Despite the optimistic view shared by US treasury secretary Steven Mnuchin that a trade deal with China is “90% completed”, market sources in the Asian nation say that Chinese officials are projecting a far more critical view of the situation.
Against such a mixed backdrop, most of the three-month base metals on the London Metal Exchange have struggled to hold on to recent gains. The exception being nickel which continues to surge.
But with so little time before the G20 summit, risk aversion is likely to remain heightened over the next 48 hours and this has signaled to global investors that it is best to remain on the sidelines and perhaps diversify into haven assets again.
The LME three-month base metals prices were only slightly stronger on Thursday morning, up by an average of 0.1% as at 6.57am London time. Tin was the lone metal in negative territory with a drop of 0.2% to $18,805 per tonne. Nickel and aluminium led the rest higher with gains of 0.4%, while copper, zinc and lead could only manage marginal increases of 0.1%.
In China, base metals prices on the Shanghai Futures Exchange were less upbeat, with the complex down by an average of 0.1%. Supply tightness in the iron ore market has fueled strong buying in the most-traded August nickel contract, pushing it up by 1.5%. The others declined with August zinc (-0.6%) dropping the most, followed by August copper (-0.5%), August lead (-0.5%) and September tin (-0.4%), while August aluminium was unchanged from the previous day’s close.
Spot copper prices in Changjiang were down 0.4% at 47,000-47,150 yuan ($6,833-6,855) per tonne and the LME/Shanghai copper arbitrage ratio was last trading at 7.93 - slightly down from 7.95 at a similar time on Wednesday.
As global risk sentiment showed further signs of stabilizing and the dollar index recovered from recent weakness, the precious metals complex has considerably lost its bullish momentum. On average, the complex was unchanged at the time of writing. That said, haven demand has eased considerably, with spot gold and silver consolidating recent gains and most recently trading at $1,406 per oz and $15.22 per oz respectively.
Meanwhile, platinum continues to hover above the psychological price level of $800 per oz, but the price was unchanged at $812.90 per oz this morning. Still, this is higher than the $807 per oz level seen at similar time on Wednesday. Sister-metal palladium is by far the strongest metal in the camp, up by 0.3% and recently trading at $1,524.20 per oz.
Gold and silver prices on the SHFE have succumbed to follow-through selling pressure with the December contracts for both metals down by an average of 0.8%.
With little to no sign that geopolitical tensions in the Middle East have eased, the spot Brent crude oil price remains well supported and traded as high as $66.38 per barrel in the early session on Thursday, higher than Wednesday’s peak of $65.88 per barrel.

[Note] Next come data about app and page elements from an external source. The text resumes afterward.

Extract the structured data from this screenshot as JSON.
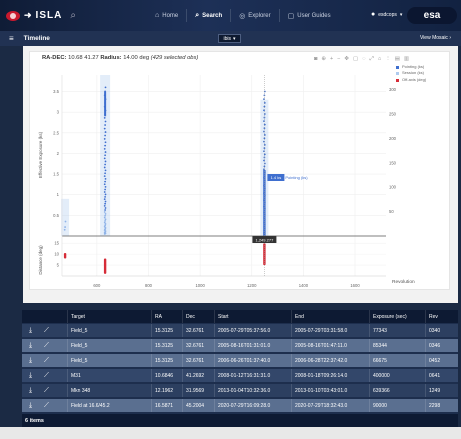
{
  "app": {
    "name": "ISLA",
    "user": "esdcops",
    "agency": "esa"
  },
  "nav": [
    {
      "icon": "home-icon",
      "label": "Home",
      "active": false
    },
    {
      "icon": "search-icon",
      "label": "Search",
      "active": true
    },
    {
      "icon": "explorer-icon",
      "label": "Explorer",
      "active": false
    },
    {
      "icon": "guides-icon",
      "label": "User Guides",
      "active": false
    }
  ],
  "timeline": {
    "title": "Timeline",
    "selector": "ibis",
    "mosaic": "View Mosaic"
  },
  "chart_info": {
    "radec_label": "RA-DEC:",
    "radec_value": "10.68 41.27",
    "radius_label": "Radius:",
    "radius_value": "14.00 deg",
    "selected": "(429 selected obs)"
  },
  "legend": [
    {
      "label": "Pointing (ks)",
      "color": "#3f6fcf"
    },
    {
      "label": "Session (ks)",
      "color": "#aecbef"
    },
    {
      "label": "Off-axis (deg)",
      "color": "#d62c38"
    }
  ],
  "chart_data": {
    "type": "scatter",
    "xlabel": "Revolution",
    "ylabel_left": "Effective Exposure (ks)",
    "ylabel_right": "",
    "ylabel_lower": "Distance (deg)",
    "x_ticks": [
      600,
      800,
      1000,
      1200,
      1400,
      1600
    ],
    "y_left_ticks": [
      0.5,
      1,
      1.5,
      2,
      2.5,
      3,
      3.5
    ],
    "y_right_ticks": [
      50,
      100,
      150,
      200,
      250,
      300
    ],
    "y_lower_ticks": [
      5,
      10,
      15
    ],
    "xlim": [
      465,
      1720
    ],
    "ylim_left": [
      0,
      3.9
    ],
    "ylim_right": [
      0,
      330
    ],
    "ylim_lower": [
      0,
      16
    ],
    "tooltip_point": "Pointing (ks)",
    "tooltip_value": "1.4 ks",
    "crosshair_x": "1,249.277",
    "series": [
      {
        "name": "Pointing (ks)",
        "groups": [
          {
            "x": 477,
            "y_min": 0.15,
            "y_max": 0.35
          },
          {
            "x": 632,
            "y_min": 0.05,
            "y_max": 3.6
          },
          {
            "x": 1249,
            "y_min": 0.05,
            "y_max": 3.5
          }
        ]
      },
      {
        "name": "Session (ks)",
        "groups": [
          {
            "x": 477,
            "ylim": 0.9
          },
          {
            "x": 632,
            "ylim": 3.9
          },
          {
            "x": 1249,
            "ylim": 3.3
          }
        ]
      },
      {
        "name": "Off-axis (deg)",
        "groups": [
          {
            "x": 477,
            "y_min": 8,
            "y_max": 10.5
          },
          {
            "x": 632,
            "y_min": 1,
            "y_max": 8
          },
          {
            "x": 1249,
            "y_min": 5,
            "y_max": 15
          }
        ]
      }
    ]
  },
  "table": {
    "columns": [
      "Target",
      "RA",
      "Dec",
      "Start",
      "End",
      "Exposure (sec)",
      "Rev"
    ],
    "rows": [
      {
        "target": "Field_5",
        "ra": "15.3125",
        "dec": "32.6761",
        "start": "2005-07-29T05:37:56.0",
        "end": "2005-07-29T03:31:58.0",
        "exposure": "77343",
        "rev": "0340"
      },
      {
        "target": "Field_5",
        "ra": "15.3125",
        "dec": "32.6761",
        "start": "2005-08-16T01:31:01.0",
        "end": "2005-08-16T01:47:11.0",
        "exposure": "85344",
        "rev": "0346"
      },
      {
        "target": "Field_5",
        "ra": "15.3125",
        "dec": "32.6761",
        "start": "2006-06-26T01:37:40.0",
        "end": "2006-06-28T22:37:42.0",
        "exposure": "66675",
        "rev": "0452"
      },
      {
        "target": "M31",
        "ra": "10.6846",
        "dec": "41.2692",
        "start": "2008-01-12T16:31:31.0",
        "end": "2008-01-18T09:26:14.0",
        "exposure": "400000",
        "rev": "0641"
      },
      {
        "target": "Mkn 348",
        "ra": "12.1962",
        "dec": "31.9569",
        "start": "2013-01-04T10:32:36.0",
        "end": "2013-01-10T03:43:01.0",
        "exposure": "639366",
        "rev": "1249"
      },
      {
        "target": "Field at 16.6/45.2",
        "ra": "16.5871",
        "dec": "45.2004",
        "start": "2020-07-29T16:09:28.0",
        "end": "2020-07-29T18:32:43.0",
        "exposure": "90000",
        "rev": "2298"
      }
    ],
    "count": "6 items"
  }
}
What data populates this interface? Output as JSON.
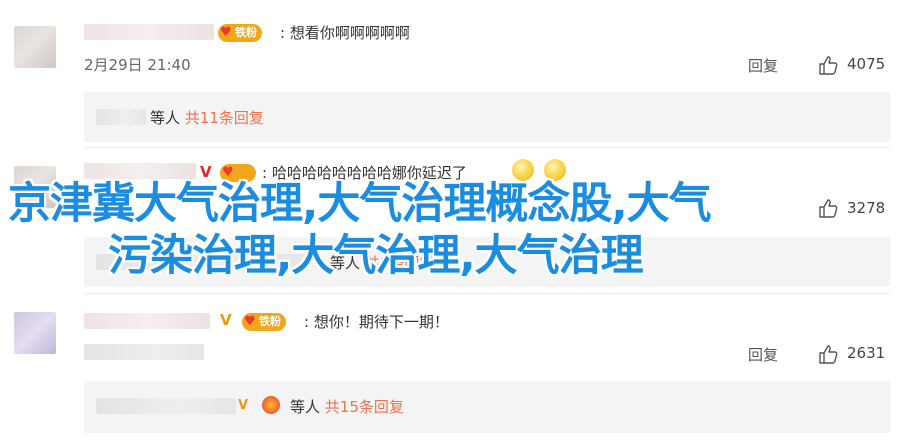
{
  "comments": [
    {
      "text": ": 想看你啊啊啊啊啊",
      "timestamp": "2月29日 21:40",
      "reply_label": "回复",
      "like_count": "4075",
      "fan_badge": "铁粉",
      "thread": {
        "prefix": "等人",
        "link": "共11条回复"
      }
    },
    {
      "text": ": 哈哈哈哈哈哈哈哈娜你延迟了",
      "like_count": "3278",
      "thread": {
        "prefix": "等人",
        "link": "共3条回复"
      }
    },
    {
      "text": ": 想你！期待下一期！",
      "reply_label": "回复",
      "like_count": "2631",
      "fan_badge": "铁粉",
      "thread": {
        "prefix": "等人",
        "link": "共15条回复"
      }
    }
  ],
  "overlay": {
    "line1": "京津冀大气治理,大气治理概念股,大气",
    "line2": "污染治理,大气治理,大气治理"
  },
  "colors": {
    "accent_link": "#eb7350",
    "overlay_blue": "#1b8de0",
    "badge_orange": "#f2a61a"
  },
  "icons": [
    "thumbs-up-icon",
    "verified-v-icon",
    "fan-flame-icon",
    "emoji-icon"
  ]
}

The yield on benchmark US 10-year treasuries continues to hover above the 2% mark, but the German 10-year bund yield still trades in record negative territory and was last seen at-0.3000%, a contrast to last week’s -0.2500%.
In equities, Asian markets were stronger across the board on Thursday: Topix up (+1.23%) Hang Seng (+1.22%), Nikkei (+1.19%), CSI300 (+0.87%) and ASX (+0.39%).
This follows a weaker performance by major US indices on Wednesday, with the Dow Jones Industrial Average closing down by 0.04% the S&P500 down by 0.12%, while Nasdaq ended the day with a decent gain of 0.32% to close at 7,909.
The dollar index edged higher on Thursday and was recently trading at 96.34, up from 96.25 at a similar time on Wednesday. While demand for haven assets recedes, so too has the recent strength in the Japanese yen - it was recently down at 108.11.
The other major currencies we follow were weaker too, with the euro down by 0.15% to 1.1356 while sterling was recently down by 0.14% to 1.2677. The Australian dollar was firmer however, edging up by 0.08% to 0.6990.
The yuan has strengthened to 6.8796, up from 6.8838 at a similar time on Wednesday.
Data out in the early Asian trading session saw Japanese retail sales coming in as expected at 1.2% and beating the previous reading which was 0.4%.
In US data on Thursday, the third and final revision of annualized gross domestic product (GDP) for the first quarter is due. Forecasts are for GDP to be unchanged from the previous release at 3.1%.
Today’s key themes and views
Headlines on the US-China trade dispute have shown mixed messages of late. But there is general consensus among market participants that the meeting between Xi and Trump at the G20 summit is unlikely to result in an end to trade war.
Still, optimism is high that the meeting could go some way to defusing current tensions between the two sides. As a result, global risk sentiment has stabilized somewhat and this has provided some element of buying among risk assets.
While confidence starts to improve on the macroeconomic front, more profit-taking in haven assets remains in store - though any pullback could well be the consolidation of recent gains.
Another bout of buying in haven assets could emerge if geopolitical tensions in the Middle East escalate further or if the G20 summit fails to produce any clear picture on the simmering trade war between the US and China.